Check every line below for the word "June" and copy the ones that have it.

Entries taken from a collection:
________________________________________

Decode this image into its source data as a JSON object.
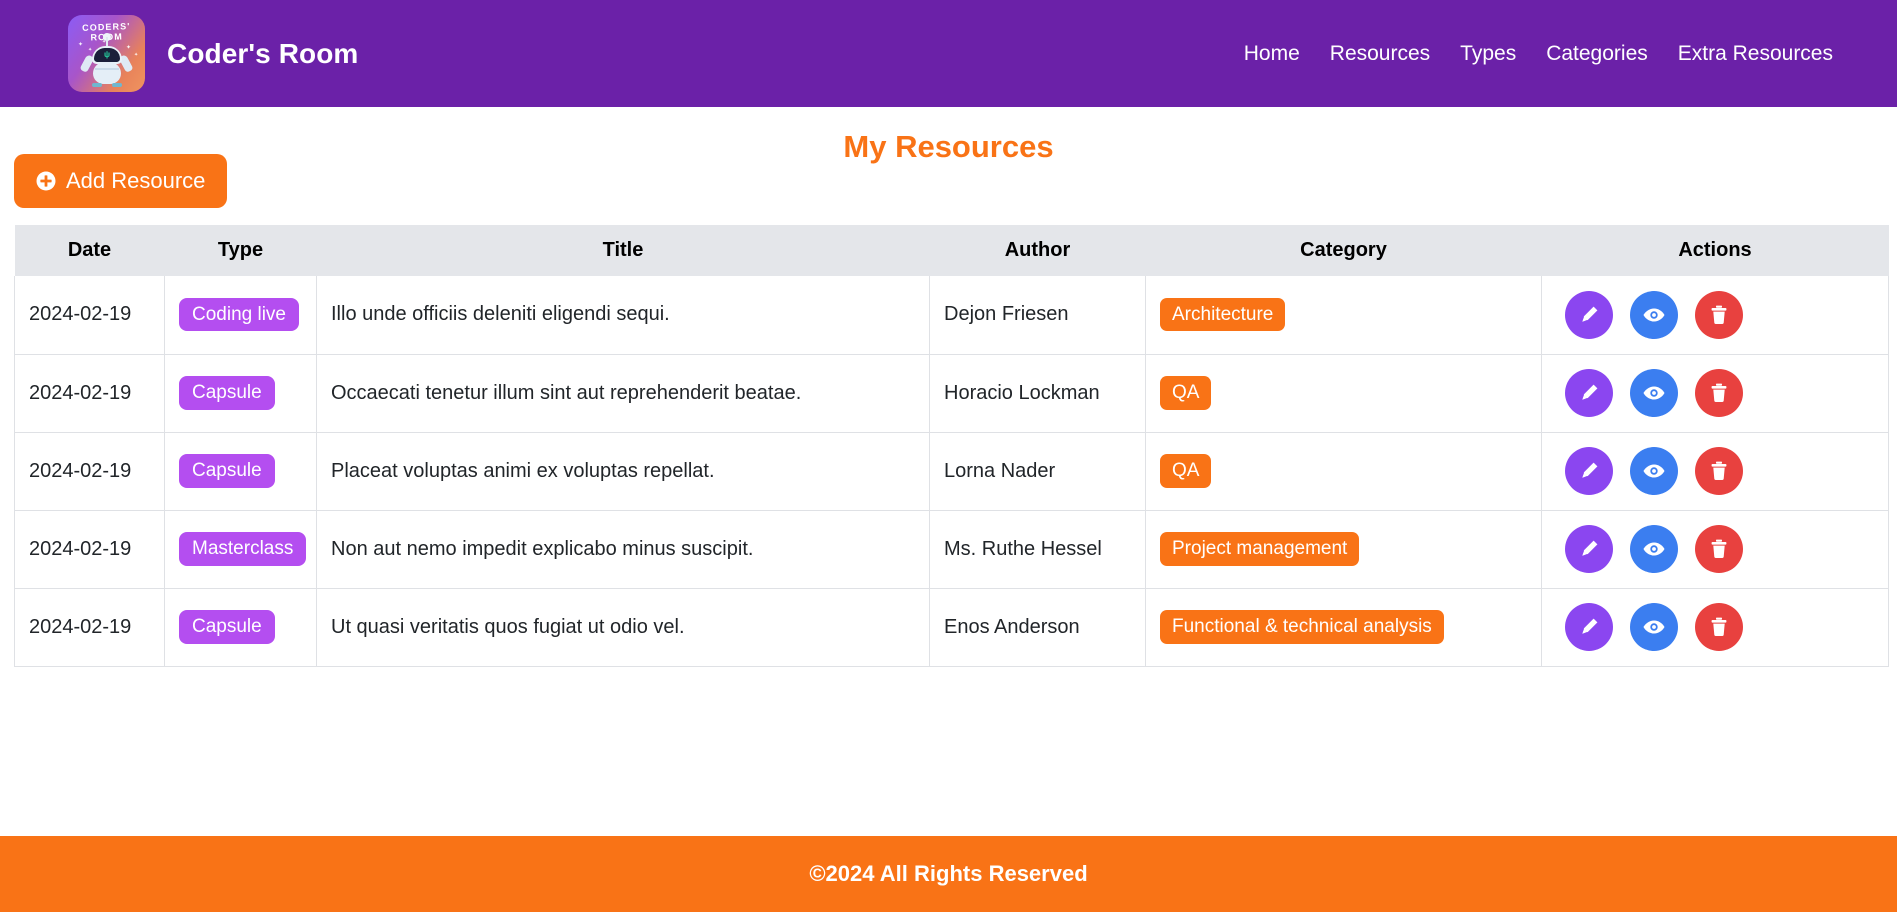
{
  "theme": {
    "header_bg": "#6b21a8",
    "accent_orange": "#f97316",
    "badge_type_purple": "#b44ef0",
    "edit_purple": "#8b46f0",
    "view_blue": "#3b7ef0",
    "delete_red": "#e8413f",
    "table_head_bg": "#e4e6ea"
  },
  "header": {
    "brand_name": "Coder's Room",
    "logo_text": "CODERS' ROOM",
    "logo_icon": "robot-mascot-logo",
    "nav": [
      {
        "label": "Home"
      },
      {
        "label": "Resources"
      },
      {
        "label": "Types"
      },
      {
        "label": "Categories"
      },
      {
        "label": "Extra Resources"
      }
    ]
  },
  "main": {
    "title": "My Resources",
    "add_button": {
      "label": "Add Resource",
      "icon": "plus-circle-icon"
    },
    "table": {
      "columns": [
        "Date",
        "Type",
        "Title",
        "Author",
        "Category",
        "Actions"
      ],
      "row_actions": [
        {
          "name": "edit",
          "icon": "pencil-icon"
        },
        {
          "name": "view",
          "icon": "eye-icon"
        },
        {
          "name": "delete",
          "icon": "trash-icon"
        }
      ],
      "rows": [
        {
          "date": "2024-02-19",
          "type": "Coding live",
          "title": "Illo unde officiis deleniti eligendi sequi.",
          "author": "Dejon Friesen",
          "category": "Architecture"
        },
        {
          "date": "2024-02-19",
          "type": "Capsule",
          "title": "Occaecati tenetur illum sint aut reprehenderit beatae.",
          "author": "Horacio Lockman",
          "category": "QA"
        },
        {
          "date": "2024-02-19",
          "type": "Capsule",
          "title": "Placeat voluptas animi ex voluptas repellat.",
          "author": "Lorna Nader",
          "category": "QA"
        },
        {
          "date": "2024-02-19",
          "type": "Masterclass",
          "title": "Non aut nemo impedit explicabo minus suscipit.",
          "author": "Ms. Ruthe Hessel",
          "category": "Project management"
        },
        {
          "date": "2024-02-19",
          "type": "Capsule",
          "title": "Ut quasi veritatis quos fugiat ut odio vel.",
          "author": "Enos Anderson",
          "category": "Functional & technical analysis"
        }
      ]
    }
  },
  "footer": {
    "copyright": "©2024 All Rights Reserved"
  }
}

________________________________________

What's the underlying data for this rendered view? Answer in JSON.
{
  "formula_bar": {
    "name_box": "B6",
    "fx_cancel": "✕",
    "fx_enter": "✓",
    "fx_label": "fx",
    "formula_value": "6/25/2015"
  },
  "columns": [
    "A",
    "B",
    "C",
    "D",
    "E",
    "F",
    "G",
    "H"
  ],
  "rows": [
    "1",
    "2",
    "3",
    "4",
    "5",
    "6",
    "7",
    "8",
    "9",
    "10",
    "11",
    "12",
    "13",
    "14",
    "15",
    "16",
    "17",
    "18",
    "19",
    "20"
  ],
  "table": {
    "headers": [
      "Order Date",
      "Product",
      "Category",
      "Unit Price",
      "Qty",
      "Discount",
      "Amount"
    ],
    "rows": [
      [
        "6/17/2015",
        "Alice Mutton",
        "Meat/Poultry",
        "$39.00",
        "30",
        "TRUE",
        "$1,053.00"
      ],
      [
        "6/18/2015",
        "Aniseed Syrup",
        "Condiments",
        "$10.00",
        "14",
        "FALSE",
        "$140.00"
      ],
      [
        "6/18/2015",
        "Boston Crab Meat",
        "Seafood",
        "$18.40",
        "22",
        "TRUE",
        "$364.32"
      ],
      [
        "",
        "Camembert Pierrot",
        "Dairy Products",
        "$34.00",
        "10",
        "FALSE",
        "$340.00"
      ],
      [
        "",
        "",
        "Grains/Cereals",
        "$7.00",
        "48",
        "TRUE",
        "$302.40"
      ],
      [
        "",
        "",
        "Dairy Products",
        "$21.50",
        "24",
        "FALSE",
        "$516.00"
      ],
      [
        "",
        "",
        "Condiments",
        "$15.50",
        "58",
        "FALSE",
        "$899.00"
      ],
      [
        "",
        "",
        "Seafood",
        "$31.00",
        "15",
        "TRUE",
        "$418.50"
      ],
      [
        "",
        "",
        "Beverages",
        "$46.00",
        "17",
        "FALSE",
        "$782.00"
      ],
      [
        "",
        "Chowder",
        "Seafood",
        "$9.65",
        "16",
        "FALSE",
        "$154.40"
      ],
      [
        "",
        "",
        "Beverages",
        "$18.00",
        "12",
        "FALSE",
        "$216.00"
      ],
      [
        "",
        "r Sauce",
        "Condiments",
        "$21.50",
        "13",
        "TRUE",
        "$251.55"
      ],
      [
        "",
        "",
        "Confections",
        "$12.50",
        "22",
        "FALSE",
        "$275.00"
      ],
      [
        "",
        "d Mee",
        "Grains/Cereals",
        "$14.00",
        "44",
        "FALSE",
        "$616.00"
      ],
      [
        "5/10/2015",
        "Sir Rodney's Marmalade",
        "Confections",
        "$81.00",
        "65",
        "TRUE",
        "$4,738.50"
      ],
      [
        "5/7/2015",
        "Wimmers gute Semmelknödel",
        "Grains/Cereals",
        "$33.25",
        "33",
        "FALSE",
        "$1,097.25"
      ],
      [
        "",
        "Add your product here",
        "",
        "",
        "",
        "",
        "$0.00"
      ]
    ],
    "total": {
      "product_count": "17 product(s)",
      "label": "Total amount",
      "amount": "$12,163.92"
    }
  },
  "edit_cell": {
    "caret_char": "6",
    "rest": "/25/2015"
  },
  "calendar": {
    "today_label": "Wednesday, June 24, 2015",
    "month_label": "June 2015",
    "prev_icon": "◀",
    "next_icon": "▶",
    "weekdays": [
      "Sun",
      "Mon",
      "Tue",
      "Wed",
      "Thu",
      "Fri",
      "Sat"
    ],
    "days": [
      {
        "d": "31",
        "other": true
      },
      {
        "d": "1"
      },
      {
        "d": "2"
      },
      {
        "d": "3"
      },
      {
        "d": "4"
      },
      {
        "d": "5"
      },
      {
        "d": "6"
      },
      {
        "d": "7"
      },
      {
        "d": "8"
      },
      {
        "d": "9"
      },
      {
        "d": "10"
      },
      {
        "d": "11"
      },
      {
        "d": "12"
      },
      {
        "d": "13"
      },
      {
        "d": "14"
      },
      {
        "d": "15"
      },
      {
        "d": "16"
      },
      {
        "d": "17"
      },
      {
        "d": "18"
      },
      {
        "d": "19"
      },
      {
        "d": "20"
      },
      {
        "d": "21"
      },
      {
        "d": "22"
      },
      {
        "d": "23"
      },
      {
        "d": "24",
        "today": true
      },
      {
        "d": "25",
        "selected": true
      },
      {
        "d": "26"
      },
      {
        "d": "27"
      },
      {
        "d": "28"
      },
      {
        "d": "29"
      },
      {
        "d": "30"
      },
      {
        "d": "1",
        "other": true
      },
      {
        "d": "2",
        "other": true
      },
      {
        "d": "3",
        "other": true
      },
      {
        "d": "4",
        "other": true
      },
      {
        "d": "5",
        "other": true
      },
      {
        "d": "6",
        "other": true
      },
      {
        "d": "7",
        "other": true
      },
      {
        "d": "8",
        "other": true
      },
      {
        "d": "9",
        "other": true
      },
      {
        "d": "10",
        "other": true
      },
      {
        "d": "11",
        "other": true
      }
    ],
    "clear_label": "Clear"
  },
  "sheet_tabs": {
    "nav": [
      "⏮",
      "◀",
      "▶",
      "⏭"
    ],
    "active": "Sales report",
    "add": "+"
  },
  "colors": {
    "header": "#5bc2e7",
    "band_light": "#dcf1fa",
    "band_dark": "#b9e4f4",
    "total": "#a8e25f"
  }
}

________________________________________

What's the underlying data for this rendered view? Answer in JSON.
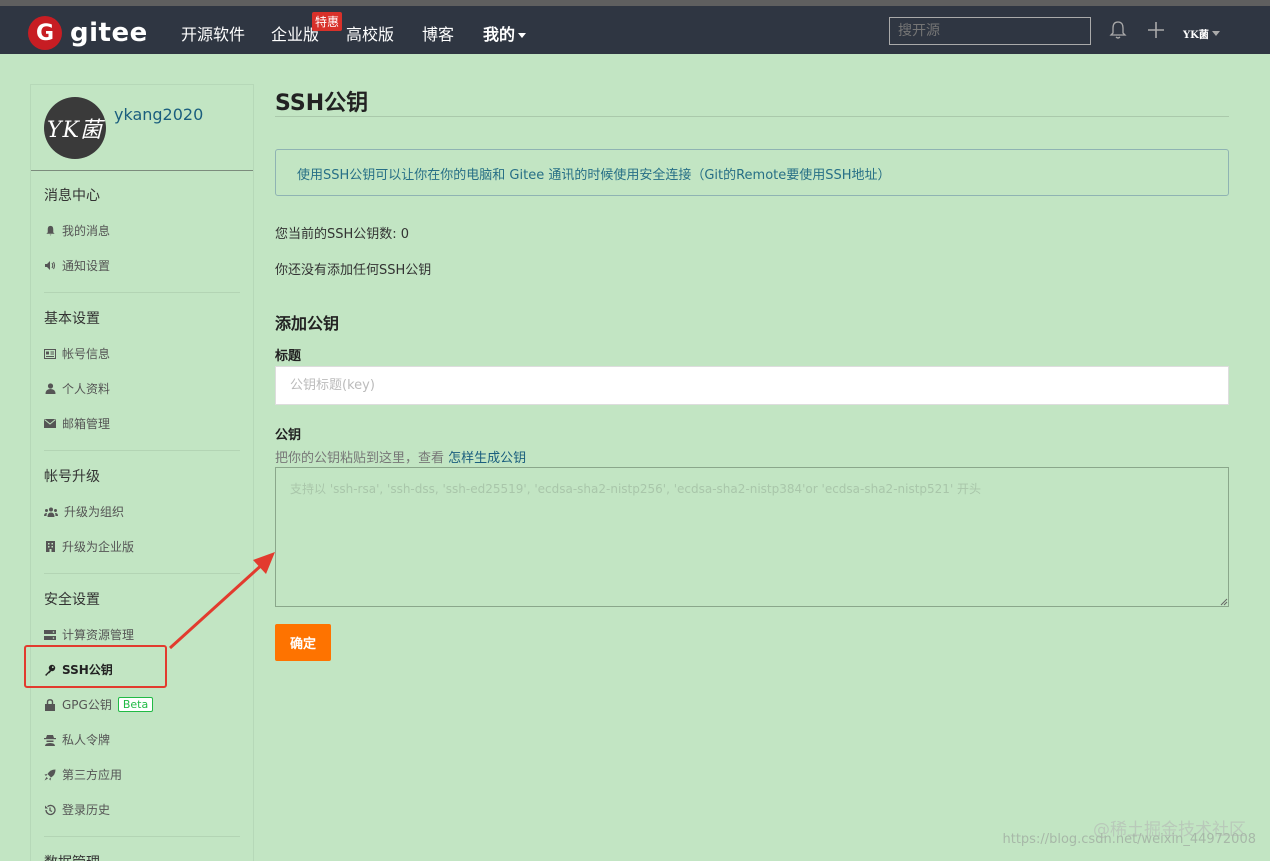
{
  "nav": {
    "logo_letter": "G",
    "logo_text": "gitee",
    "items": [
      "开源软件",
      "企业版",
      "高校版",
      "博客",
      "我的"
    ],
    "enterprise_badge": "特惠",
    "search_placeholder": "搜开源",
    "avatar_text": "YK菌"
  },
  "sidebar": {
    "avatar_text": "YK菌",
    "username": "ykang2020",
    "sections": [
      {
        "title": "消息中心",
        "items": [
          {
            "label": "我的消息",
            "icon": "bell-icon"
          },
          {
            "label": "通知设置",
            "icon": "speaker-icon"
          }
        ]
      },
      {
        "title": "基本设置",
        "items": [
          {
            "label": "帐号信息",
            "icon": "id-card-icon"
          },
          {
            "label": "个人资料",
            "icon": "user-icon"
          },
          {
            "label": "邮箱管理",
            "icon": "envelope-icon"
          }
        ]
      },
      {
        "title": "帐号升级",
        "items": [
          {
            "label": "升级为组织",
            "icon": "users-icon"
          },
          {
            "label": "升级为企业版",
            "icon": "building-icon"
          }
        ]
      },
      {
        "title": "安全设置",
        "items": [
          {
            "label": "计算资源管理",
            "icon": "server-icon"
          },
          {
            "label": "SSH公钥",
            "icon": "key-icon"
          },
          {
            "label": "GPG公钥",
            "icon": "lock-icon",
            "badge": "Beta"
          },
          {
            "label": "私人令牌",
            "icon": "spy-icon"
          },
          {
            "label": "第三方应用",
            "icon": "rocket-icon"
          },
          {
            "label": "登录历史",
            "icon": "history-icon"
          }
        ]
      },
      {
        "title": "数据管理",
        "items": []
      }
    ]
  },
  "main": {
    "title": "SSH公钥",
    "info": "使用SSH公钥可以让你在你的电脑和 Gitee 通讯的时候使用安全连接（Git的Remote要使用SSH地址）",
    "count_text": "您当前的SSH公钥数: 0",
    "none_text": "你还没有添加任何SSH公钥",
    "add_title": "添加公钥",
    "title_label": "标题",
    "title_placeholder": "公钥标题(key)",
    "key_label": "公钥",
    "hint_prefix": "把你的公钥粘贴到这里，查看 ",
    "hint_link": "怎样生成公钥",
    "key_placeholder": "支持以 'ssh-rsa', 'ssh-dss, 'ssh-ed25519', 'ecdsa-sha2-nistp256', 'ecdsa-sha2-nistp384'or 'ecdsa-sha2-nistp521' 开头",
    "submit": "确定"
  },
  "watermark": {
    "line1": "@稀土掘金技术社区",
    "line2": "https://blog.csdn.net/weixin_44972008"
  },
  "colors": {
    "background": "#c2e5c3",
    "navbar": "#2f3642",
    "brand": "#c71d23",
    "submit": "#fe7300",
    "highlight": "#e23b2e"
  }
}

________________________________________

RESPONSE BOX:
    "today_label": "Wednesday, June 24, 2015",
    "month_label": "June 2015",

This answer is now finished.